So says Imran Khan, a JP Morgan senior analysts who specializes in the telecom and Internet markets. Khan is one of my favorite analysts and his argument that technology has a long way to go if it ever hits critical mass - if ever - is a compelling one.
His case is also a simple one - so simple most financial analysts miss it. Tech stocks will rise because capitalism - often brutally criticized in the mainstream press - has given the industry a big opening in places like China and Indiana - and other emerging, middle-class markets that have embraced capitalism.
Says Khan, in his 2008 Global Internet Snapshot, middle-class consumers in such regions are clamoring for the products that tech companies make. For example, in Indonesia, one person in a hundred owns a PC, and only one in a thousand has a broadband Internet connection. There are also 63 million cell phone subscribers there, but that only represents 27% of the country's population of 234 million. In additions, cell phone subscriptions in Indonesia are growing 36% annually. Cut to India, where the country has 166 million cell phone users, and where growth in 2007 was 84.5%.

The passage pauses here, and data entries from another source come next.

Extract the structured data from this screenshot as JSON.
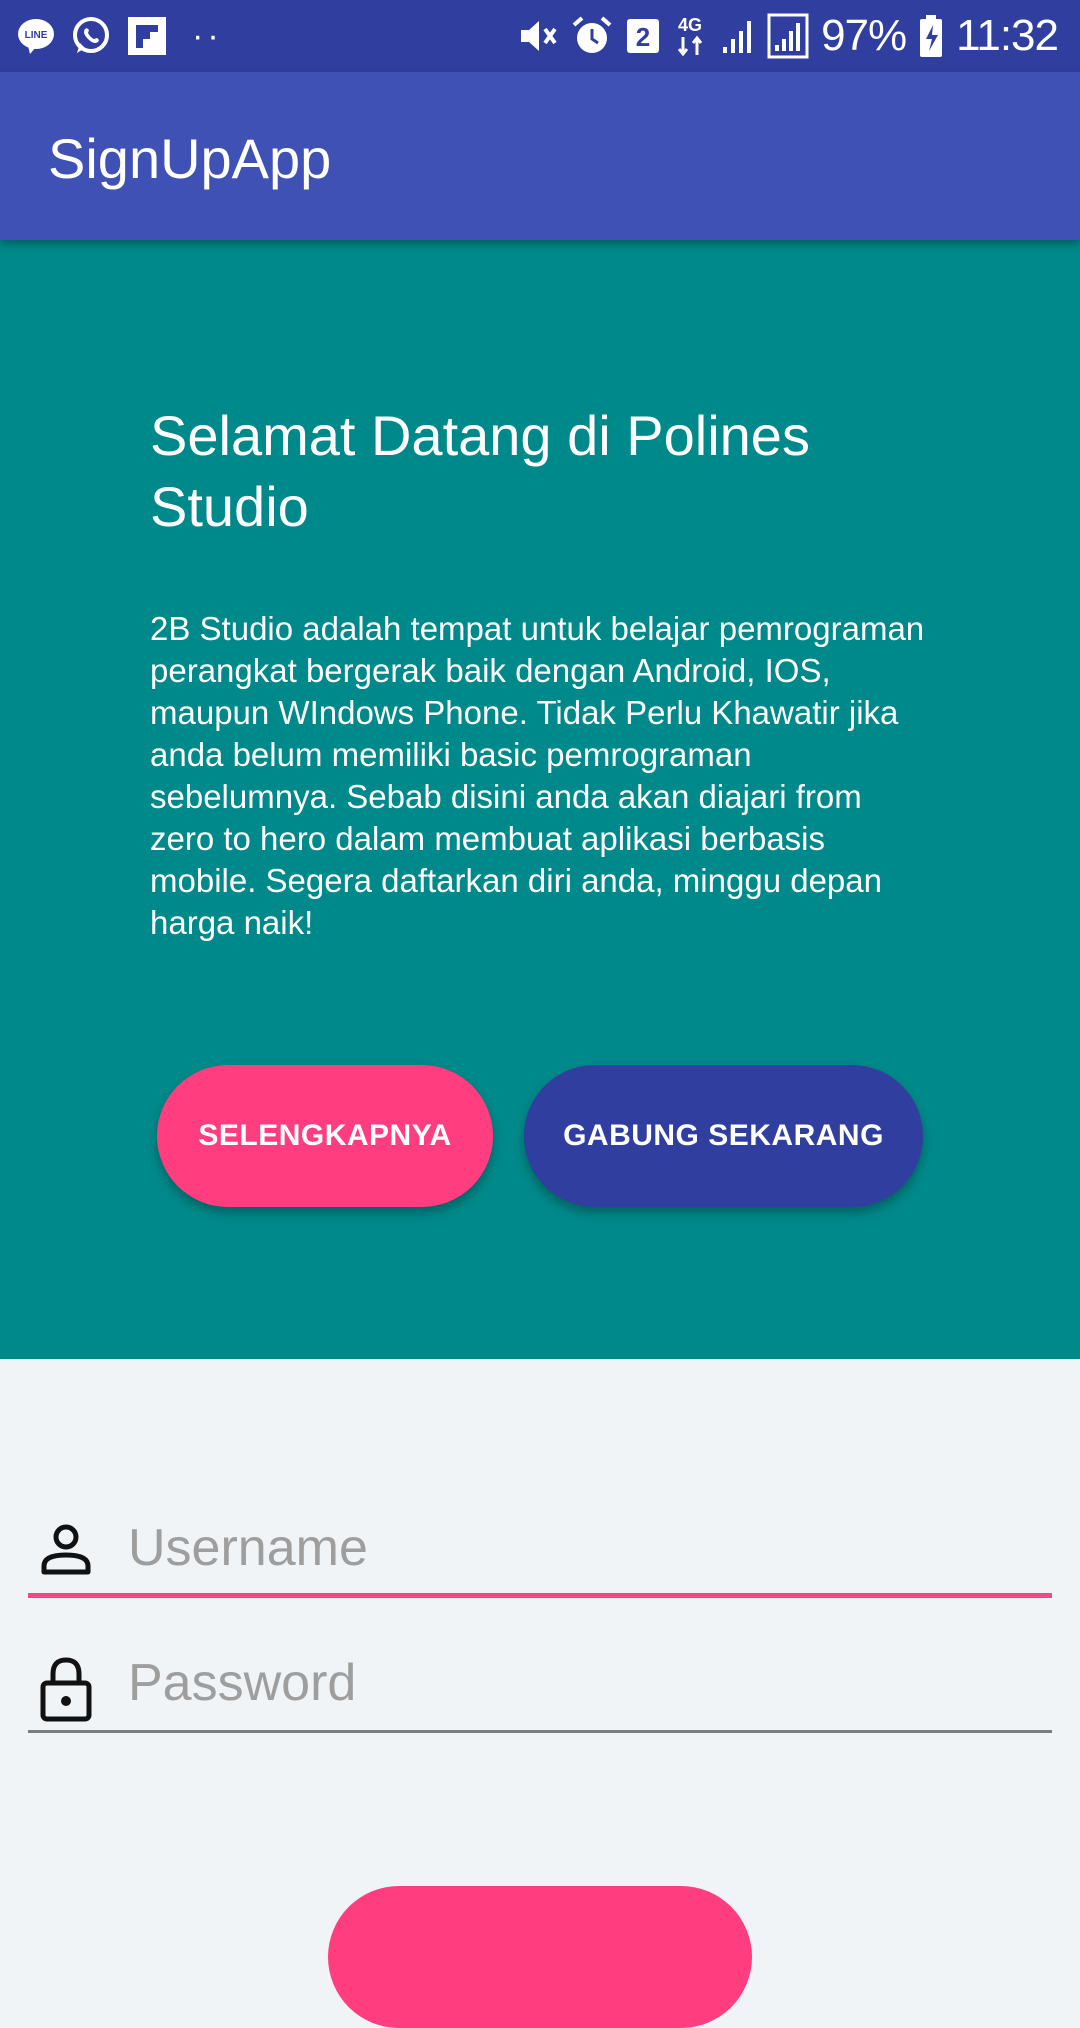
{
  "status_bar": {
    "battery": "97%",
    "time": "11:32",
    "sim_badge": "2",
    "network": "4G",
    "icons": [
      "line-icon",
      "whatsapp-icon",
      "flipboard-icon",
      "more-dots",
      "mute-icon",
      "alarm-icon",
      "sim-icon",
      "network-4g-icon",
      "signal-icon",
      "signal-icon",
      "battery-icon"
    ]
  },
  "app_bar": {
    "title": "SignUpApp"
  },
  "hero": {
    "heading": "Selamat Datang di Polines Studio",
    "body": "2B Studio adalah tempat untuk belajar pemrograman perangkat bergerak baik dengan Android, IOS, maupun WIndows Phone. Tidak Perlu Khawatir jika anda belum memiliki basic pemrograman sebelumnya. Sebab disini anda akan diajari from zero to hero dalam membuat aplikasi berbasis mobile. Segera daftarkan diri anda, minggu depan harga naik!",
    "more_button": "SELENGKAPNYA",
    "join_button": "GABUNG SEKARANG"
  },
  "form": {
    "username_placeholder": "Username",
    "password_placeholder": "Password"
  },
  "colors": {
    "status_bar": "#303f9f",
    "app_bar": "#3f51b5",
    "hero_bg": "#00898a",
    "accent_pink": "#ff3d7f",
    "indigo_button": "#303f9f",
    "page_bg": "#f1f4f7"
  }
}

Of course, the big omission is the U.S., which seems to be catching its breath after massive technology consumption during the past three decades. Khan says that while global PC penetration is about 13 of every 100 people, penetration in the US is about 80 in 100 people. What does that tell Dell, Apple, Microsoft, and every other Western computer and technologies provider? Go East, young man - Far East, to be specific.
Cell phones are skewed a bit differently. The U.S. at 77 cell phone users for every 100 people, actually fares well compared to cell phone use in Europe (especially Italy) that have far more cell phone users, percentage-of-population-wise. Overall, Khan says that the total market for global cell phone usage is only 46 out of every 100 people.
The global market for broadband Internet access penetration is even more wide open - 5.3%. "(These numbers) highlights that there is pretty significant opportunity worldwide for PC penetration growth and Internet penetration growth. That's why we put this chart out - the numbers speak for themselves."
Khan's numbers are a real eye-opener for tech investors. Clearly, there is plenty of room for growth in the sector across the globe, especially in the "BRIC" countries like Brazil, Russia, India and China, all of whom have booming middle-class consumers eagerly ordering their first cell phones or first personal computers.
So there is money to be made in tech stocks - you just have to expand your investment horizons to find it.